Write out every line below that includes the word "Anzahl".

- _Data supplied_:
.....

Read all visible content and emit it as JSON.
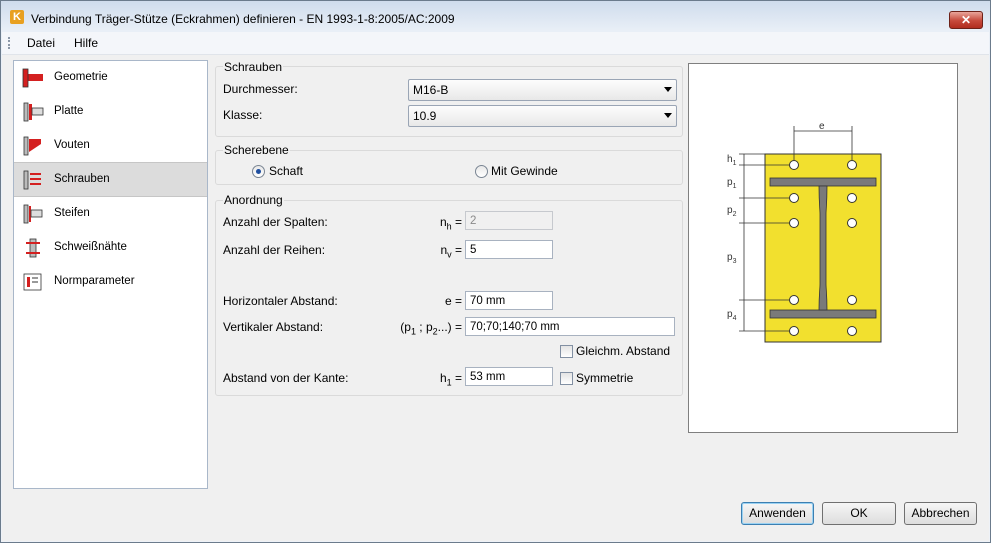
{
  "window": {
    "title": "Verbindung Träger-Stütze (Eckrahmen) definieren - EN 1993-1-8:2005/AC:2009",
    "close_label": "✕"
  },
  "menu": {
    "items": [
      {
        "label": "Datei"
      },
      {
        "label": "Hilfe"
      }
    ]
  },
  "nav": {
    "selected_index": 3,
    "items": [
      {
        "label": "Geometrie",
        "icon": "geometry-icon"
      },
      {
        "label": "Platte",
        "icon": "plate-icon"
      },
      {
        "label": "Vouten",
        "icon": "haunch-icon"
      },
      {
        "label": "Schrauben",
        "icon": "bolts-icon"
      },
      {
        "label": "Steifen",
        "icon": "stiffener-icon"
      },
      {
        "label": "Schweißnähte",
        "icon": "welds-icon"
      },
      {
        "label": "Normparameter",
        "icon": "code-parameters-icon"
      }
    ]
  },
  "schrauben": {
    "group_title": "Schrauben",
    "durchmesser_label": "Durchmesser:",
    "durchmesser_value": "M16-B",
    "klasse_label": "Klasse:",
    "klasse_value": "10.9"
  },
  "scherebene": {
    "group_title": "Scherebene",
    "option_schaft": "Schaft",
    "option_gewinde": "Mit Gewinde",
    "selected": "Schaft"
  },
  "anordnung": {
    "group_title": "Anordnung",
    "spalten_label": "Anzahl der Spalten:",
    "spalten_sym": "n",
    "spalten_sub": "h",
    "spalten_eq": "=",
    "spalten_value": "2",
    "reihen_label": "Anzahl der Reihen:",
    "reihen_sym": "n",
    "reihen_sub": "v",
    "reihen_eq": "=",
    "reihen_value": "5",
    "horiz_label": "Horizontaler Abstand:",
    "horiz_sym": "e =",
    "horiz_value": "70 mm",
    "vert_label": "Vertikaler Abstand:",
    "vert_sym_a": "(p",
    "vert_sub_a": "1",
    "vert_sym_b": " ; p",
    "vert_sub_b": "2",
    "vert_sym_c": "...) =",
    "vert_value": "70;70;140;70 mm",
    "gleich_label": "Gleichm. Abstand",
    "kante_label": "Abstand von der Kante:",
    "kante_sym": "h",
    "kante_sub": "1",
    "kante_eq": "=",
    "kante_value": "53 mm",
    "symmetrie_label": "Symmetrie"
  },
  "preview": {
    "label_e": "e",
    "label_h1": "h",
    "label_h1_sub": "1",
    "label_p1": "p",
    "label_p1_sub": "1",
    "label_p2": "p",
    "label_p2_sub": "2",
    "label_p3": "p",
    "label_p3_sub": "3",
    "label_p4": "p",
    "label_p4_sub": "4",
    "plate_color": "#f2e02e",
    "beam_color": "#7a7a7a"
  },
  "buttons": {
    "apply": "Anwenden",
    "ok": "OK",
    "cancel": "Abbrechen"
  }
}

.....

- _Answer section_:
    "spalten_label": "Anzahl der Spalten:",
    "reihen_label": "Anzahl der Reihen:",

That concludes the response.